PROBLEM STATEMENT —
Give the listing below again in full, exactly as written.

MATERIAL FOR THE TASK —
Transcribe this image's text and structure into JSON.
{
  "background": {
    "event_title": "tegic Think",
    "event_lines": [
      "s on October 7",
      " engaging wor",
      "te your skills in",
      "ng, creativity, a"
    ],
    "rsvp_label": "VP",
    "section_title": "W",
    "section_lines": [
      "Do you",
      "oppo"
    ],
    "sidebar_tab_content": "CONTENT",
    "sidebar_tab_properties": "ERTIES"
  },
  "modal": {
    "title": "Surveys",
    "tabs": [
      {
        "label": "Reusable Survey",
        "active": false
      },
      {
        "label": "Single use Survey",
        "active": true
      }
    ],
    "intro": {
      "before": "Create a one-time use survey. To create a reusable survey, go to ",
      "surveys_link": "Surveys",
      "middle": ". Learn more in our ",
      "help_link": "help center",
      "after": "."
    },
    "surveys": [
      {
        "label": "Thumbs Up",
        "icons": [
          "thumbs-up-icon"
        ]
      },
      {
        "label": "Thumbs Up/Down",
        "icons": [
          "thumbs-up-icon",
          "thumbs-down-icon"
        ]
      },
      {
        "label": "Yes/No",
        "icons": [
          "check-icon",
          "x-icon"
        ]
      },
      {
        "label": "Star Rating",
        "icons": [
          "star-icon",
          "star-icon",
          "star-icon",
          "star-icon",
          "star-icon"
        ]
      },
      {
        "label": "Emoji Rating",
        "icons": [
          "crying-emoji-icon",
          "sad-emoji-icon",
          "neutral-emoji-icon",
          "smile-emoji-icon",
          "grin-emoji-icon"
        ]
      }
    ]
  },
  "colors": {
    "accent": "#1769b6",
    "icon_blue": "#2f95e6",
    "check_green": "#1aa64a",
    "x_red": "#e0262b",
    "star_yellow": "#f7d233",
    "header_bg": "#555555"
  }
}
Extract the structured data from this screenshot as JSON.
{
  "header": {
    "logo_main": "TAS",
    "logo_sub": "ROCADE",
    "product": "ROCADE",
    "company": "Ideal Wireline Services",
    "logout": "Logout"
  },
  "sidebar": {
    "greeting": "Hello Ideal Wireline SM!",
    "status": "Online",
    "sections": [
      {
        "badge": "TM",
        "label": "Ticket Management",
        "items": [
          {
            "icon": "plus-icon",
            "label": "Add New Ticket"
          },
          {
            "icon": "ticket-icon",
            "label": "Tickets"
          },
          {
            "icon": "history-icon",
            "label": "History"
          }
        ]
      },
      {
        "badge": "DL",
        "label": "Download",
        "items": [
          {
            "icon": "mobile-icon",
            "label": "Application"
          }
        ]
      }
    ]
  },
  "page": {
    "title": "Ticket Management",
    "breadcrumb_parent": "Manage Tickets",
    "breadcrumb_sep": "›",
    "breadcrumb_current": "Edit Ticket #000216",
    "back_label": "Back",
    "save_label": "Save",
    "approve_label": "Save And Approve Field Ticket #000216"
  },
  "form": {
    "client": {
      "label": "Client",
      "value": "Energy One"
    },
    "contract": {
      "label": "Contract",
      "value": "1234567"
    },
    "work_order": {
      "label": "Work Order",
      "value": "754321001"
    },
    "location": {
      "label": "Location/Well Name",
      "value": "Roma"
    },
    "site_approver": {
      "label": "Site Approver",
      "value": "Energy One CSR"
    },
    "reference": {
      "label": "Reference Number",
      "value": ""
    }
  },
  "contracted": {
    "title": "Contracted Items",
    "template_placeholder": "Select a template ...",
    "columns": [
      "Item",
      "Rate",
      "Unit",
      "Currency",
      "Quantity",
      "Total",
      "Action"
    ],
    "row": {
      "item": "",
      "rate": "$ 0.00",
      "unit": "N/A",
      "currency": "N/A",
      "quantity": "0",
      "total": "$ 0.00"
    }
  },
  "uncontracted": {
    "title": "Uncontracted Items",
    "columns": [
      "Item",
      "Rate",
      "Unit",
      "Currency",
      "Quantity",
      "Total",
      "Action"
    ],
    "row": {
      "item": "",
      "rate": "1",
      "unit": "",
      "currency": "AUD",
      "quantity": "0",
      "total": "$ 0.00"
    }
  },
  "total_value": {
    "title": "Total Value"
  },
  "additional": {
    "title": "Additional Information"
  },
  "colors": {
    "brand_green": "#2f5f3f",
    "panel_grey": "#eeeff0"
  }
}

EXERCISE RESULT —
Transcribe this image's text and structure into JSON.
{
  "background": {
    "event_title": "tegic Think",
    "event_lines": [
      "s on October 7",
      " engaging wor",
      "te your skills in",
      "ng, creativity, a"
    ],
    "rsvp_label": "VP",
    "section_title": "W",
    "section_lines": [
      "Do you",
      "oppo"
    ],
    "sidebar_tab_content": "CONTENT",
    "sidebar_tab_properties": "ERTIES"
  },
  "modal": {
    "title": "Surveys",
    "tabs": [
      {
        "label": "Reusable Survey",
        "active": false
      },
      {
        "label": "Single use Survey",
        "active": true
      }
    ],
    "intro": {
      "before": "Create a one-time use survey. To create a reusable survey, go to ",
      "surveys_link": "Surveys",
      "middle": ". Learn more in our ",
      "help_link": "help center",
      "after": "."
    },
    "surveys": [
      {
        "label": "Thumbs Up",
        "icons": [
          "thumbs-up-icon"
        ]
      },
      {
        "label": "Thumbs Up/Down",
        "icons": [
          "thumbs-up-icon",
          "thumbs-down-icon"
        ]
      },
      {
        "label": "Yes/No",
        "icons": [
          "check-icon",
          "x-icon"
        ]
      },
      {
        "label": "Star Rating",
        "icons": [
          "star-icon",
          "star-icon",
          "star-icon",
          "star-icon",
          "star-icon"
        ]
      },
      {
        "label": "Emoji Rating",
        "icons": [
          "crying-emoji-icon",
          "sad-emoji-icon",
          "neutral-emoji-icon",
          "smile-emoji-icon",
          "grin-emoji-icon"
        ]
      }
    ]
  },
  "colors": {
    "accent": "#1769b6",
    "icon_blue": "#2f95e6",
    "check_green": "#1aa64a",
    "x_red": "#e0262b",
    "star_yellow": "#f7d233",
    "header_bg": "#555555"
  }
}
Extract the structured data from this screenshot as JSON.
{
  "header": {
    "logo_main": "TAS",
    "logo_sub": "ROCADE",
    "product": "ROCADE",
    "company": "Ideal Wireline Services",
    "logout": "Logout"
  },
  "sidebar": {
    "greeting": "Hello Ideal Wireline SM!",
    "status": "Online",
    "sections": [
      {
        "badge": "TM",
        "label": "Ticket Management",
        "items": [
          {
            "icon": "plus-icon",
            "label": "Add New Ticket"
          },
          {
            "icon": "ticket-icon",
            "label": "Tickets"
          },
          {
            "icon": "history-icon",
            "label": "History"
          }
        ]
      },
      {
        "badge": "DL",
        "label": "Download",
        "items": [
          {
            "icon": "mobile-icon",
            "label": "Application"
          }
        ]
      }
    ]
  },
  "page": {
    "title": "Ticket Management",
    "breadcrumb_parent": "Manage Tickets",
    "breadcrumb_sep": "›",
    "breadcrumb_current": "Edit Ticket #000216",
    "back_label": "Back",
    "save_label": "Save",
    "approve_label": "Save And Approve Field Ticket #000216"
  },
  "form": {
    "client": {
      "label": "Client",
      "value": "Energy One"
    },
    "contract": {
      "label": "Contract",
      "value": "1234567"
    },
    "work_order": {
      "label": "Work Order",
      "value": "754321001"
    },
    "location": {
      "label": "Location/Well Name",
      "value": "Roma"
    },
    "site_approver": {
      "label": "Site Approver",
      "value": "Energy One CSR"
    },
    "reference": {
      "label": "Reference Number",
      "value": ""
    }
  },
  "contracted": {
    "title": "Contracted Items",
    "template_placeholder": "Select a template ...",
    "columns": [
      "Item",
      "Rate",
      "Unit",
      "Currency",
      "Quantity",
      "Total",
      "Action"
    ],
    "row": {
      "item": "",
      "rate": "$ 0.00",
      "unit": "N/A",
      "currency": "N/A",
      "quantity": "0",
      "total": "$ 0.00"
    }
  },
  "uncontracted": {
    "title": "Uncontracted Items",
    "columns": [
      "Item",
      "Rate",
      "Unit",
      "Currency",
      "Quantity",
      "Total",
      "Action"
    ],
    "row": {
      "item": "",
      "rate": "1",
      "unit": "",
      "currency": "AUD",
      "quantity": "0",
      "total": "$ 0.00"
    }
  },
  "total_value": {
    "title": "Total Value"
  },
  "additional": {
    "title": "Additional Information"
  },
  "colors": {
    "brand_green": "#2f5f3f",
    "panel_grey": "#eeeff0"
  }
}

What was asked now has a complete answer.